Task details:
From the first line to the last, write out the records exactly.

(Records excerpted from a collection)
--------------------

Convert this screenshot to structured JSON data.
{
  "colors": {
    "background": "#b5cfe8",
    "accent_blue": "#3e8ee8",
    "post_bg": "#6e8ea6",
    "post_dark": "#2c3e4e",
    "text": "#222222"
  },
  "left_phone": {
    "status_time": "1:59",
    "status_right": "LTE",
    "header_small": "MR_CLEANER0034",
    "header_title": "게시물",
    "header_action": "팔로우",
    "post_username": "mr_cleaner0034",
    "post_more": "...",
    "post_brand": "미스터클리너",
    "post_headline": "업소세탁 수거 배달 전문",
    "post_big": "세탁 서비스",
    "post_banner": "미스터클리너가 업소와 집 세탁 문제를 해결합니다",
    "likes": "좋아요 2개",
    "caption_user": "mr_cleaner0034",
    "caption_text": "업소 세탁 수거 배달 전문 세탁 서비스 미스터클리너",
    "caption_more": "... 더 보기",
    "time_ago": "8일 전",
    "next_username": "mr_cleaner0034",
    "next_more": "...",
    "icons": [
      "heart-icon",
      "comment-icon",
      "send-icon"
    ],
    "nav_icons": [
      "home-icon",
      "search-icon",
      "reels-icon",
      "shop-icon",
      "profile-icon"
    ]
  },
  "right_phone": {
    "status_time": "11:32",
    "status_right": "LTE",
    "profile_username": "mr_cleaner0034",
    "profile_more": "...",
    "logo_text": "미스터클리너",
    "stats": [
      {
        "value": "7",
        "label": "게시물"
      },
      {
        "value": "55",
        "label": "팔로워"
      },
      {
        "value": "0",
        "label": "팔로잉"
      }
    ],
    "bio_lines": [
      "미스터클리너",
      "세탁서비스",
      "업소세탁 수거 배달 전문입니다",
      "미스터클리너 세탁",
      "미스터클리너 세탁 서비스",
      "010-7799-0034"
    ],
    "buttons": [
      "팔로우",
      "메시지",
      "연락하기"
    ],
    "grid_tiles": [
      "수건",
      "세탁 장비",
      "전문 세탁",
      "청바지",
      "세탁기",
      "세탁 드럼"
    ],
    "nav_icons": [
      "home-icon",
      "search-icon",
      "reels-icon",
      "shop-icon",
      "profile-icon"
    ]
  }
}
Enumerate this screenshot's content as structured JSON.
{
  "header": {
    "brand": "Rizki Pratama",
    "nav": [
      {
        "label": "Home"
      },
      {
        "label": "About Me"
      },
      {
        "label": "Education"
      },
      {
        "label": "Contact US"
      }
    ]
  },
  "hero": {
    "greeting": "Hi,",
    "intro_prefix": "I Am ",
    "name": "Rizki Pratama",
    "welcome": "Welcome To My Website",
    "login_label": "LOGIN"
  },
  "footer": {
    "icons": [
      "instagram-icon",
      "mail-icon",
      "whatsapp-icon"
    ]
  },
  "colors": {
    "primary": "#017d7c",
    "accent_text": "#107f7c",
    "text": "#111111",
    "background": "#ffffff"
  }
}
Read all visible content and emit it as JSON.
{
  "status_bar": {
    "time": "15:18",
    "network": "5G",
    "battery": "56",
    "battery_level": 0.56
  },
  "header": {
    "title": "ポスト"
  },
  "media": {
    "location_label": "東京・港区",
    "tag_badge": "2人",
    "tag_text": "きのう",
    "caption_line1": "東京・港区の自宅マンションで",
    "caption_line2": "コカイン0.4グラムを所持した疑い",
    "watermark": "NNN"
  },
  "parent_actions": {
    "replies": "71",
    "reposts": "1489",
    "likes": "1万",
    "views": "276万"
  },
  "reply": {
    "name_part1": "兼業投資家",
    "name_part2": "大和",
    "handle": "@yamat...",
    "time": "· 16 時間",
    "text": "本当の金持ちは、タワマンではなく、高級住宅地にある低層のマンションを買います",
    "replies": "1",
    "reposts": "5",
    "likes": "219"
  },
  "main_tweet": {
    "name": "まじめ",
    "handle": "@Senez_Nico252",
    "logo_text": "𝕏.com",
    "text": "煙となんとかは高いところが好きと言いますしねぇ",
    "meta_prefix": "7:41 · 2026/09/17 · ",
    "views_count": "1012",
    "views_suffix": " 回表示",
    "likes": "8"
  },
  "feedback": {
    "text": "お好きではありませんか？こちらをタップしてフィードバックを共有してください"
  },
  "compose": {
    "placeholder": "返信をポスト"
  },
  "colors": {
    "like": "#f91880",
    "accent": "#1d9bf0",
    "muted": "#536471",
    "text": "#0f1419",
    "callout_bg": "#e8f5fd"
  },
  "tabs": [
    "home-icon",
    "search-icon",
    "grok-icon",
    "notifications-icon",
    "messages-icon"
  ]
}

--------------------

Exercise response:
Convert this screenshot to structured JSON data.
{
  "colors": {
    "background": "#b5cfe8",
    "accent_blue": "#3e8ee8",
    "post_bg": "#6e8ea6",
    "post_dark": "#2c3e4e",
    "text": "#222222"
  },
  "left_phone": {
    "status_time": "1:59",
    "status_right": "LTE",
    "header_small": "MR_CLEANER0034",
    "header_title": "게시물",
    "header_action": "팔로우",
    "post_username": "mr_cleaner0034",
    "post_more": "...",
    "post_brand": "미스터클리너",
    "post_headline": "업소세탁 수거 배달 전문",
    "post_big": "세탁 서비스",
    "post_banner": "미스터클리너가 업소와 집 세탁 문제를 해결합니다",
    "likes": "좋아요 2개",
    "caption_user": "mr_cleaner0034",
    "caption_text": "업소 세탁 수거 배달 전문 세탁 서비스 미스터클리너",
    "caption_more": "... 더 보기",
    "time_ago": "8일 전",
    "next_username": "mr_cleaner0034",
    "next_more": "...",
    "icons": [
      "heart-icon",
      "comment-icon",
      "send-icon"
    ],
    "nav_icons": [
      "home-icon",
      "search-icon",
      "reels-icon",
      "shop-icon",
      "profile-icon"
    ]
  },
  "right_phone": {
    "status_time": "11:32",
    "status_right": "LTE",
    "profile_username": "mr_cleaner0034",
    "profile_more": "...",
    "logo_text": "미스터클리너",
    "stats": [
      {
        "value": "7",
        "label": "게시물"
      },
      {
        "value": "55",
        "label": "팔로워"
      },
      {
        "value": "0",
        "label": "팔로잉"
      }
    ],
    "bio_lines": [
      "미스터클리너",
      "세탁서비스",
      "업소세탁 수거 배달 전문입니다",
      "미스터클리너 세탁",
      "미스터클리너 세탁 서비스",
      "010-7799-0034"
    ],
    "buttons": [
      "팔로우",
      "메시지",
      "연락하기"
    ],
    "grid_tiles": [
      "수건",
      "세탁 장비",
      "전문 세탁",
      "청바지",
      "세탁기",
      "세탁 드럼"
    ],
    "nav_icons": [
      "home-icon",
      "search-icon",
      "reels-icon",
      "shop-icon",
      "profile-icon"
    ]
  }
}
Enumerate this screenshot's content as structured JSON.
{
  "header": {
    "brand": "Rizki Pratama",
    "nav": [
      {
        "label": "Home"
      },
      {
        "label": "About Me"
      },
      {
        "label": "Education"
      },
      {
        "label": "Contact US"
      }
    ]
  },
  "hero": {
    "greeting": "Hi,",
    "intro_prefix": "I Am ",
    "name": "Rizki Pratama",
    "welcome": "Welcome To My Website",
    "login_label": "LOGIN"
  },
  "footer": {
    "icons": [
      "instagram-icon",
      "mail-icon",
      "whatsapp-icon"
    ]
  },
  "colors": {
    "primary": "#017d7c",
    "accent_text": "#107f7c",
    "text": "#111111",
    "background": "#ffffff"
  }
}
Read all visible content and emit it as JSON.
{
  "status_bar": {
    "time": "15:18",
    "network": "5G",
    "battery": "56",
    "battery_level": 0.56
  },
  "header": {
    "title": "ポスト"
  },
  "media": {
    "location_label": "東京・港区",
    "tag_badge": "2人",
    "tag_text": "きのう",
    "caption_line1": "東京・港区の自宅マンションで",
    "caption_line2": "コカイン0.4グラムを所持した疑い",
    "watermark": "NNN"
  },
  "parent_actions": {
    "replies": "71",
    "reposts": "1489",
    "likes": "1万",
    "views": "276万"
  },
  "reply": {
    "name_part1": "兼業投資家",
    "name_part2": "大和",
    "handle": "@yamat...",
    "time": "· 16 時間",
    "text": "本当の金持ちは、タワマンではなく、高級住宅地にある低層のマンションを買います",
    "replies": "1",
    "reposts": "5",
    "likes": "219"
  },
  "main_tweet": {
    "name": "まじめ",
    "handle": "@Senez_Nico252",
    "logo_text": "𝕏.com",
    "text": "煙となんとかは高いところが好きと言いますしねぇ",
    "meta_prefix": "7:41 · 2026/09/17 · ",
    "views_count": "1012",
    "views_suffix": " 回表示",
    "likes": "8"
  },
  "feedback": {
    "text": "お好きではありませんか？こちらをタップしてフィードバックを共有してください"
  },
  "compose": {
    "placeholder": "返信をポスト"
  },
  "colors": {
    "like": "#f91880",
    "accent": "#1d9bf0",
    "muted": "#536471",
    "text": "#0f1419",
    "callout_bg": "#e8f5fd"
  },
  "tabs": [
    "home-icon",
    "search-icon",
    "grok-icon",
    "notifications-icon",
    "messages-icon"
  ]
}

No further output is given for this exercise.